> [PROBLEM REQUIREMENTS]
Take from the material every line that contains the word "DICIEMBRE".

> [RAW DATA]
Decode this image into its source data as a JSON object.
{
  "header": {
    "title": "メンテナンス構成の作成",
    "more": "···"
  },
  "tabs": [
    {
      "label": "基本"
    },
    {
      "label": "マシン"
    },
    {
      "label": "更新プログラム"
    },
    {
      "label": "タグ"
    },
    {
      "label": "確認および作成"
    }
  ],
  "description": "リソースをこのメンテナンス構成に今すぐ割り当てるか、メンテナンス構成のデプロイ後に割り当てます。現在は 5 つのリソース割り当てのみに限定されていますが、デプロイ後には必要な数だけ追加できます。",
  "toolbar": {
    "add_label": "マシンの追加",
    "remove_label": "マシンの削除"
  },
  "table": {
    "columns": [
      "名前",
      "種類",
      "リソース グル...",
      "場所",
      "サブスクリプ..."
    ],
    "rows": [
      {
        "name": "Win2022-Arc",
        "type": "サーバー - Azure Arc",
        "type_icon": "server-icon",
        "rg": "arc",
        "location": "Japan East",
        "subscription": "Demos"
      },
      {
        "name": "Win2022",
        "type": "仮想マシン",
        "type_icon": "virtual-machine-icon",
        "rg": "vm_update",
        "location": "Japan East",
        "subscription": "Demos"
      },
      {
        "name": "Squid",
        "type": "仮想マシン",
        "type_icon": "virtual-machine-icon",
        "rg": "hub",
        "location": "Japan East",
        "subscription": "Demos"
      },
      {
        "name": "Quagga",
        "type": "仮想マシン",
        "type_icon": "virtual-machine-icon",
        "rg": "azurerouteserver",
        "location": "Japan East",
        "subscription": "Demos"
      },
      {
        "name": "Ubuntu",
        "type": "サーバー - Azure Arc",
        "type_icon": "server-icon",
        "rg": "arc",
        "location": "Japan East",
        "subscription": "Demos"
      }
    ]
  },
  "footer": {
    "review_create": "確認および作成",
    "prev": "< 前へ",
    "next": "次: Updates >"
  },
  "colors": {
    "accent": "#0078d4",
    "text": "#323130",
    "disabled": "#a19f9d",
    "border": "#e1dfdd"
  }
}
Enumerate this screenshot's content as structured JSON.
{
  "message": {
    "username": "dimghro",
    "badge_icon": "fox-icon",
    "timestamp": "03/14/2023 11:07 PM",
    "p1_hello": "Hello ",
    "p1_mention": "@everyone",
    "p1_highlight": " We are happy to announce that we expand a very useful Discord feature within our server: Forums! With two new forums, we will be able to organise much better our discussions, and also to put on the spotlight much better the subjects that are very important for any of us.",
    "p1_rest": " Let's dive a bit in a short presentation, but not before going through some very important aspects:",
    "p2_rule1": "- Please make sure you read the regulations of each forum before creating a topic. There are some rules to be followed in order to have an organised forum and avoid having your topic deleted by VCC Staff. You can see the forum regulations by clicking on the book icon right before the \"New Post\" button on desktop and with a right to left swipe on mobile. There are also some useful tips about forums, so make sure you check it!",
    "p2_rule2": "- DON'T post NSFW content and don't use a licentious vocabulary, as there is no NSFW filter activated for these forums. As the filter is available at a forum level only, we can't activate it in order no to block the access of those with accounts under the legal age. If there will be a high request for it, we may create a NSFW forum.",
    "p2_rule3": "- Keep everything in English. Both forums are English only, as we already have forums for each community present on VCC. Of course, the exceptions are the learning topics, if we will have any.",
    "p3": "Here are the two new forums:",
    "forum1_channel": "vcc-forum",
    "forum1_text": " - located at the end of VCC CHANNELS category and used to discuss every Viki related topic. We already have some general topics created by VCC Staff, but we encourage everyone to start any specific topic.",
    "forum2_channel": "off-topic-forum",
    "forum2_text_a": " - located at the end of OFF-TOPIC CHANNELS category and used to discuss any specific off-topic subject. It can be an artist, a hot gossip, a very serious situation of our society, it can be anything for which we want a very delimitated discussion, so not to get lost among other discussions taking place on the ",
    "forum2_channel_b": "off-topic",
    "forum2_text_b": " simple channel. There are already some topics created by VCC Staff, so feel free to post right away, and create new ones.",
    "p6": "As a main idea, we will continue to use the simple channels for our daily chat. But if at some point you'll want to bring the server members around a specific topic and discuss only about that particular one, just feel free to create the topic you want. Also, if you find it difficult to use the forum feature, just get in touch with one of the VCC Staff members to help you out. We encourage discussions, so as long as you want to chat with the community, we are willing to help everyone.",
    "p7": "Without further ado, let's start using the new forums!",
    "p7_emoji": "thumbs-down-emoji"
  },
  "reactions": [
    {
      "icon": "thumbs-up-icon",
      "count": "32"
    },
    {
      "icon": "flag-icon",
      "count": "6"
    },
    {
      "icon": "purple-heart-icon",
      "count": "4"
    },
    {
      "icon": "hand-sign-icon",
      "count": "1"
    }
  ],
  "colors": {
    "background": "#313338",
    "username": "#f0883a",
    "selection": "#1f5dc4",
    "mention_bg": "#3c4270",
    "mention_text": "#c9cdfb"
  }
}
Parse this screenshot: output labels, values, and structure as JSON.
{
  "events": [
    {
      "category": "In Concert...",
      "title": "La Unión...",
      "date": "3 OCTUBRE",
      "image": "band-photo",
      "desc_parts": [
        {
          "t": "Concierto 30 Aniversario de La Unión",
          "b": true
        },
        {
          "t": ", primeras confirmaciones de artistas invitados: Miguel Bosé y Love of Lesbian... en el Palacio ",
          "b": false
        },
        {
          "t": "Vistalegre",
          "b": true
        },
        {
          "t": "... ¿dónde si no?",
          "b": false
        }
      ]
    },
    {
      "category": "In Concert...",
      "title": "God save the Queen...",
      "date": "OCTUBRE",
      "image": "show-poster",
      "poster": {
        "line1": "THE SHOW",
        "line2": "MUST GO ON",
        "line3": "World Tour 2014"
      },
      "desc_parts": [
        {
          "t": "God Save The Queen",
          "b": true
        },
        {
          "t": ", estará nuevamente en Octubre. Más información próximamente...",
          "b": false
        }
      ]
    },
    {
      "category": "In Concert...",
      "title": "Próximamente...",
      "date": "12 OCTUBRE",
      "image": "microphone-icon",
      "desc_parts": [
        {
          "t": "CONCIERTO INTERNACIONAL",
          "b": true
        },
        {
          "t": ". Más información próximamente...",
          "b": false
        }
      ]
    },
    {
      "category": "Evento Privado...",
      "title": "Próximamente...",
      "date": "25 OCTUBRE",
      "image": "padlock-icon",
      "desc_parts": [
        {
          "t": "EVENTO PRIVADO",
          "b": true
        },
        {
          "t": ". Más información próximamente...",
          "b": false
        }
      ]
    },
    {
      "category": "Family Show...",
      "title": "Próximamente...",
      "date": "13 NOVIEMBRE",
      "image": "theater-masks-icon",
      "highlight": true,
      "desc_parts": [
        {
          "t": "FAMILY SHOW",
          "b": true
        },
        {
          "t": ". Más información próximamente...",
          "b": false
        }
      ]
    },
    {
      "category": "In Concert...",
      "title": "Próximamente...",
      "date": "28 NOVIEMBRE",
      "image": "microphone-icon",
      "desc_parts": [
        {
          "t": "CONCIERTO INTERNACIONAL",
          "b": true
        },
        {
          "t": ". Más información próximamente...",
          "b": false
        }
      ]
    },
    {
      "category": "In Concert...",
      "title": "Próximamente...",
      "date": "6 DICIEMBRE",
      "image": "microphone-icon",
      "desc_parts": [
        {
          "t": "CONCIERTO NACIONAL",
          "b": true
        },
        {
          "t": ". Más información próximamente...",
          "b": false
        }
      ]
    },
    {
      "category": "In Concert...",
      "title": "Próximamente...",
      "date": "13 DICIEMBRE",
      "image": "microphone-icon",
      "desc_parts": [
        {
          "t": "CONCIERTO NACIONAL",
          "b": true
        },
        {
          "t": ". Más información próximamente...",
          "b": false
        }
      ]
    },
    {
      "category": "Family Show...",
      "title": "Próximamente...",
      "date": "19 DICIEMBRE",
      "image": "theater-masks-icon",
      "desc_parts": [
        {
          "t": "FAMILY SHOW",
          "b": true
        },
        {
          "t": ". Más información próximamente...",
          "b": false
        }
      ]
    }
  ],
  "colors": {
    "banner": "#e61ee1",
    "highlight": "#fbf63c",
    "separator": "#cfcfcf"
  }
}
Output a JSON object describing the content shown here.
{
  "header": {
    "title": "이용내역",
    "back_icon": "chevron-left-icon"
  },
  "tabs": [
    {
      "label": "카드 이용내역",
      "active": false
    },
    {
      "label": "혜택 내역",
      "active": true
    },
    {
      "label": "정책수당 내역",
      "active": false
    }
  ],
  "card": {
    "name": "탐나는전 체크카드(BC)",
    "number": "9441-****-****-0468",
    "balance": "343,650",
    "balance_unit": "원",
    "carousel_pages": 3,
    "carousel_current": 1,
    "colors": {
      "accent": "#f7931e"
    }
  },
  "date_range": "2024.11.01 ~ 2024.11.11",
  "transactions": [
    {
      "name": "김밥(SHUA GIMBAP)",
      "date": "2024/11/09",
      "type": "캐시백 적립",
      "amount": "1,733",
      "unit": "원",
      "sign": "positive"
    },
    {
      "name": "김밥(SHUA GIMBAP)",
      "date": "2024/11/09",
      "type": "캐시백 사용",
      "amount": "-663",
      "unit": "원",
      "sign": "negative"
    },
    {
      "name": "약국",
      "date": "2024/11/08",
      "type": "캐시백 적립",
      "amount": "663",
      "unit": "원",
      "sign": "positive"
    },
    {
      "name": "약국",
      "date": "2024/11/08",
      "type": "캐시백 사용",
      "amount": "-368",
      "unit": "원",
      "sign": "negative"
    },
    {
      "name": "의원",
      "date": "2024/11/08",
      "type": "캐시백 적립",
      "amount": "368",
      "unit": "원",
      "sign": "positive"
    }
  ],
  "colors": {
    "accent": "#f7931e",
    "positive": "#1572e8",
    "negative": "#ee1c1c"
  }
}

> [TASK SOLUTION]
      "date": "6 DICIEMBRE",
      "date": "13 DICIEMBRE",
      "date": "19 DICIEMBRE",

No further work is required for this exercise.